Speaking of which, this game is fairly stingy when it comes to powerups. Later titles in the series would practically bombard you with them, but this game isn't so keen to help you. There are few item pickups in the stages aside from yellow rings (which only restores a rather small amount of shield energy). It's not uncommon to not upgrade the lasers for a good while, especially when you just miss the powerup. This makes losing a wing an even bigger hit.
Fox isn't flying solo in this game though, as he is joined by three other pilots. Falco, Peppy and Slippy join you in every mission. At set points in each stage one of them will fly ahead of you being chased by a generic enemy. It's up to you to shoot that enemy down before your ally is shot down. If you save them then they will stick around for a bit shooting some targets. You have to be careful though, because if you ignore them or fail to shoot the pursuer down then they will lose shield energy. If left for too long they will be taken down and unavailable for the rest of that playthrough. They can sometimes help so that's not advised. Oddly enough, your own laser fire won't damage them, but they'll definitely notice you shooting them. Unlike Fox, their shield energy doesn't refill between missions.

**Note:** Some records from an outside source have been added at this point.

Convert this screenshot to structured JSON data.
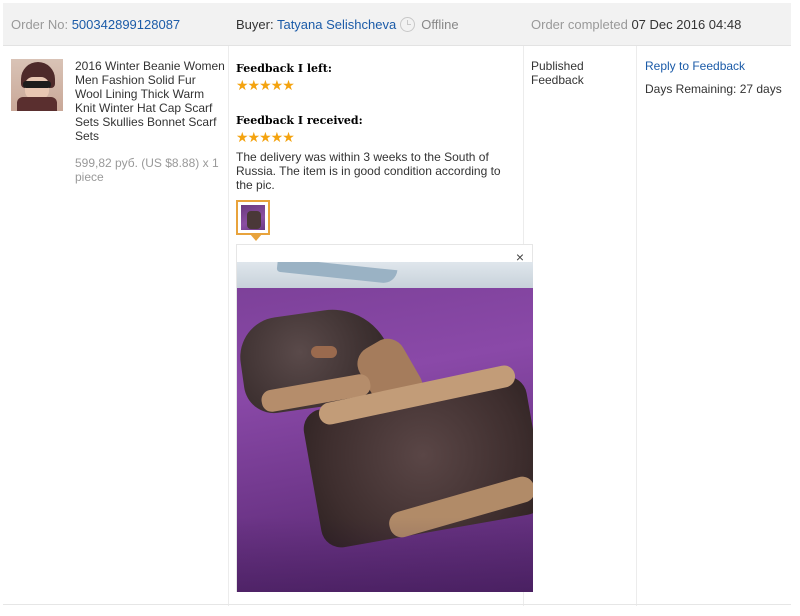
{
  "header": {
    "order_label": "Order No:",
    "order_number": "500342899128087",
    "buyer_label": "Buyer:",
    "buyer_name": "Tatyana Selishcheva",
    "buyer_status": "Offline",
    "completed_label": "Order completed",
    "completed_date": "07 Dec 2016 04:48"
  },
  "product": {
    "title": "2016 Winter Beanie Women Men Fashion Solid Fur Wool Lining Thick Warm Knit Winter Hat Cap Scarf Sets Skullies Bonnet Scarf Sets",
    "price": "599,82 руб. (US $8.88) x 1 piece"
  },
  "feedback": {
    "left_label": "Feedback I left:",
    "left_rating": "★★★★★",
    "received_label": "Feedback I received:",
    "received_rating": "★★★★★",
    "comment": "The delivery was within 3 weeks to the South of Russia. The item is in good condition according to the pic.",
    "close_symbol": "×"
  },
  "status": {
    "text": "Published Feedback"
  },
  "actions": {
    "reply_label": "Reply to Feedback",
    "days_remaining": "Days Remaining: 27 days"
  },
  "colors": {
    "link": "#1b5ba8",
    "star": "#f4a30f",
    "thumb_border": "#e8a33c",
    "header_bg": "#f2f2f2"
  },
  "icons": [
    "clock-icon",
    "star-icon",
    "close-icon"
  ]
}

Progress through the different levels isn't as straightforward as playing through every level in order though. Like a lot of games, Star Fox offers a choice of difficulty, labelled in the game as level 1, 2 and 3. These don't just affect the difficulty but will affect the course taken through the game. Regardless of which is chosen, the player will always start on Corneria and finish at Venom. However, the stages played en route depends on the level chosen at the beginning. Titania is only on level 3, while Meteor is only level 1. In addition, even Corneria and Venom will change depending on which level is chosen. This boosts the replay value by encouraging multiple playthroughs to play every stage.
The stages on offer are solid as well. There's a rather significant enemy presence in every stage, but there's also a strong emphasis on dodging obstacles that come in your way. Sector X is a perfect example, as much of your time is spent dodging the space debris that is floating around there. It's also nice to see some variation as you progress in most places. You'll fly past buildings, through valleys and over water.

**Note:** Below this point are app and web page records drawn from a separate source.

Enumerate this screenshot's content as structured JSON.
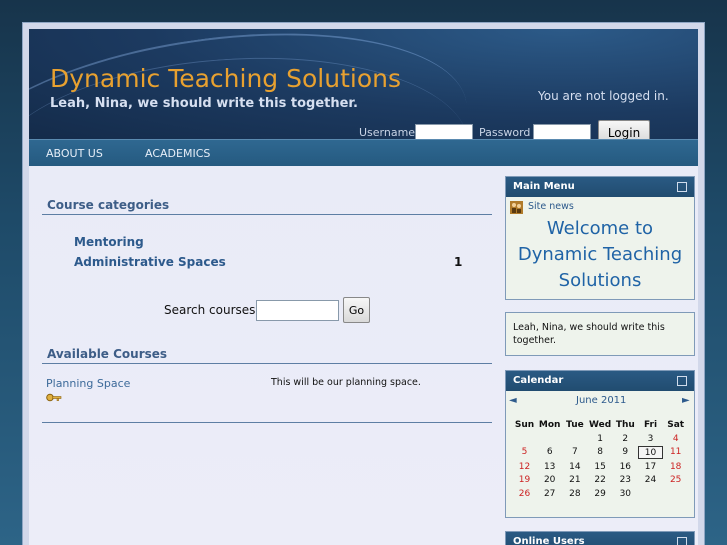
{
  "header": {
    "site_title": "Dynamic Teaching Solutions",
    "subtitle": "Leah, Nina, we should write this together.",
    "login_status": "You are not logged in.",
    "username_label": "Username",
    "password_label": "Password",
    "login_button": "Login"
  },
  "nav": {
    "items": [
      "ABOUT US",
      "ACADEMICS"
    ]
  },
  "categories": {
    "heading": "Course categories",
    "items": [
      {
        "label": "Mentoring",
        "count": ""
      },
      {
        "label": "Administrative Spaces",
        "count": "1"
      }
    ]
  },
  "search": {
    "label": "Search courses:",
    "value": "",
    "button": "Go"
  },
  "courses": {
    "heading": "Available Courses",
    "items": [
      {
        "name": "Planning Space",
        "description": "This will be our planning space."
      }
    ]
  },
  "main_menu": {
    "title": "Main Menu",
    "news_link": "Site news",
    "welcome": "Welcome to Dynamic Teaching Solutions"
  },
  "summary_block": {
    "text": "Leah, Nina, we should write this together."
  },
  "calendar": {
    "title": "Calendar",
    "prev": "◄",
    "next": "►",
    "month": "June 2011",
    "days_of_week": [
      "Sun",
      "Mon",
      "Tue",
      "Wed",
      "Thu",
      "Fri",
      "Sat"
    ],
    "weeks": [
      [
        "",
        "",
        "",
        "1",
        "2",
        "3",
        "4"
      ],
      [
        "5",
        "6",
        "7",
        "8",
        "9",
        "10",
        "11"
      ],
      [
        "12",
        "13",
        "14",
        "15",
        "16",
        "17",
        "18"
      ],
      [
        "19",
        "20",
        "21",
        "22",
        "23",
        "24",
        "25"
      ],
      [
        "26",
        "27",
        "28",
        "29",
        "30",
        "",
        ""
      ]
    ],
    "today": "10",
    "weekend_color": "#cc2222"
  },
  "online_users": {
    "title": "Online Users"
  },
  "colors": {
    "title_accent": "#e8a130",
    "link": "#2d5a8c",
    "header_bg": "#1c3a60"
  }
}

There's even a couple of hidden stages to reach that offer some interesting, and in some cases downright strange, experiences.
The difficulty seems to be set just right too. The three routes step up in difficulty with each one, and even level 1 route provides a solid challenge while level 3 route will test even those highly skilled players.

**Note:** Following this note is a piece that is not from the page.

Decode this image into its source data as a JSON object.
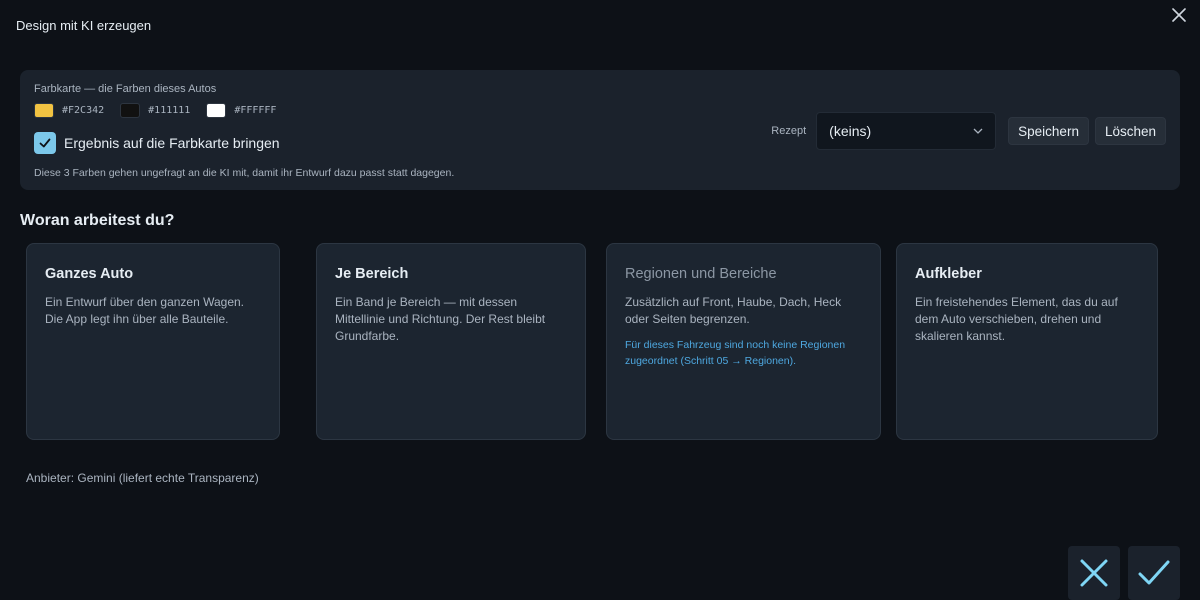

Aside from the main game the only other game open is the training mode. This gives you a chance to get used to the handling of the Arwing. Floating rings are set up to guide your ship through, then afterwards the other ships will fly up and you'll get to practice some formation flying (which, despite the presence of a wireframe ship to signify where you should be, is extremely difficult to follow as you can never tell which way they intend to turn). Then the course loops around and starts over. There's a few ground objects to shoot too but generally not much chance to practice actually fighting anything.
Overall this is a very good rail shooter. It's challenging, fun and has a lot of replay value. If you have a SNES you want this game.